**Exercise prompt**
Scan the lines below; pull out those with "flash".

**Input material**
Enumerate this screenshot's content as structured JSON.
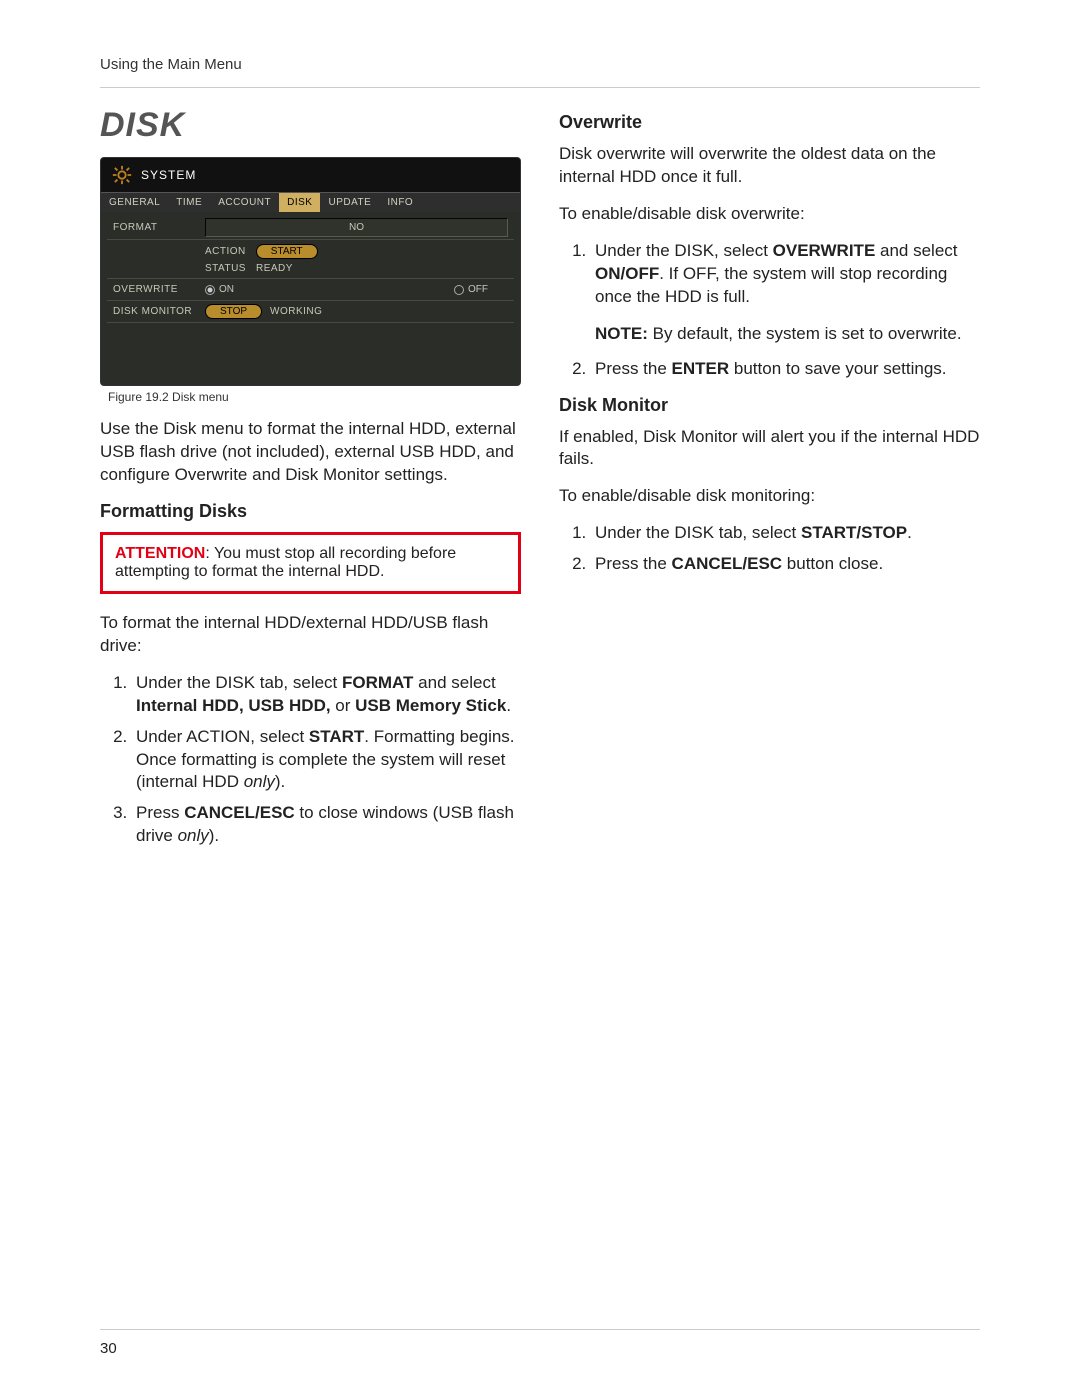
{
  "running_head": "Using the Main Menu",
  "page_number": "30",
  "left": {
    "title": "DISK",
    "caption": "Figure 19.2 Disk menu",
    "intro": "Use the Disk menu to format the internal HDD, external USB flash drive (not included), external USB HDD, and configure Overwrite and Disk Monitor settings.",
    "format_head": "Formatting Disks",
    "warn_label": "ATTENTION",
    "warn_text": ": You must stop all recording before attempting to format the internal HDD.",
    "format_lead": "To format the internal HDD/external HDD/USB flash drive:",
    "steps": {
      "s1a": "Under the DISK tab, select ",
      "s1b": "FORMAT",
      "s1c": " and select ",
      "s1d": "Internal HDD, USB HDD,",
      "s1e": " or ",
      "s1f": "USB Memory Stick",
      "s1g": ".",
      "s2a": "Under ACTION, select ",
      "s2b": "START",
      "s2c": ". Formatting begins. Once formatting is complete the system will reset (internal HDD ",
      "s2d": "only",
      "s2e": ").",
      "s3a": "Press ",
      "s3b": "CANCEL/ESC",
      "s3c": " to close windows (USB flash drive ",
      "s3d": "only",
      "s3e": ")."
    }
  },
  "right": {
    "ow_head": "Overwrite",
    "ow_p1": "Disk overwrite will overwrite the oldest data on the internal HDD once it full.",
    "ow_p2": "To enable/disable disk overwrite:",
    "ow_steps": {
      "s1a": "Under the DISK, select ",
      "s1b": "OVERWRITE",
      "s1c": " and select ",
      "s1d": "ON/OFF",
      "s1e": ". If OFF, the system will stop recording once the HDD is full.",
      "s2a": "Press the ",
      "s2b": "ENTER",
      "s2c": " button to save your settings."
    },
    "ow_note_a": "NOTE:",
    "ow_note_b": " By default, the system is set to overwrite.",
    "dm_head": "Disk Monitor",
    "dm_p1": "If enabled, Disk Monitor will alert you if the internal HDD fails.",
    "dm_p2": "To enable/disable disk monitoring:",
    "dm_steps": {
      "s1a": "Under the DISK tab, select ",
      "s1b": "START/STOP",
      "s1c": ".",
      "s2a": "Press the ",
      "s2b": "CANCEL/ESC",
      "s2c": " button close."
    }
  },
  "shot": {
    "title": "SYSTEM",
    "tabs": [
      "GENERAL",
      "TIME",
      "ACCOUNT",
      "DISK",
      "UPDATE",
      "INFO"
    ],
    "active_tab": 3,
    "rows": {
      "format": "FORMAT",
      "format_val": "NO",
      "action": "ACTION",
      "start": "START",
      "status": "STATUS",
      "ready": "READY",
      "overwrite": "OVERWRITE",
      "on": "ON",
      "off": "OFF",
      "monitor": "DISK MONITOR",
      "stop": "STOP",
      "working": "WORKING"
    }
  }
}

**Problem solution**
    "intro": "Use the Disk menu to format the internal HDD, external USB flash drive (not included), external USB HDD, and configure Overwrite and Disk Monitor settings.",
    "format_lead": "To format the internal HDD/external HDD/USB flash drive:",
      "s3c": " to close windows (USB flash drive ",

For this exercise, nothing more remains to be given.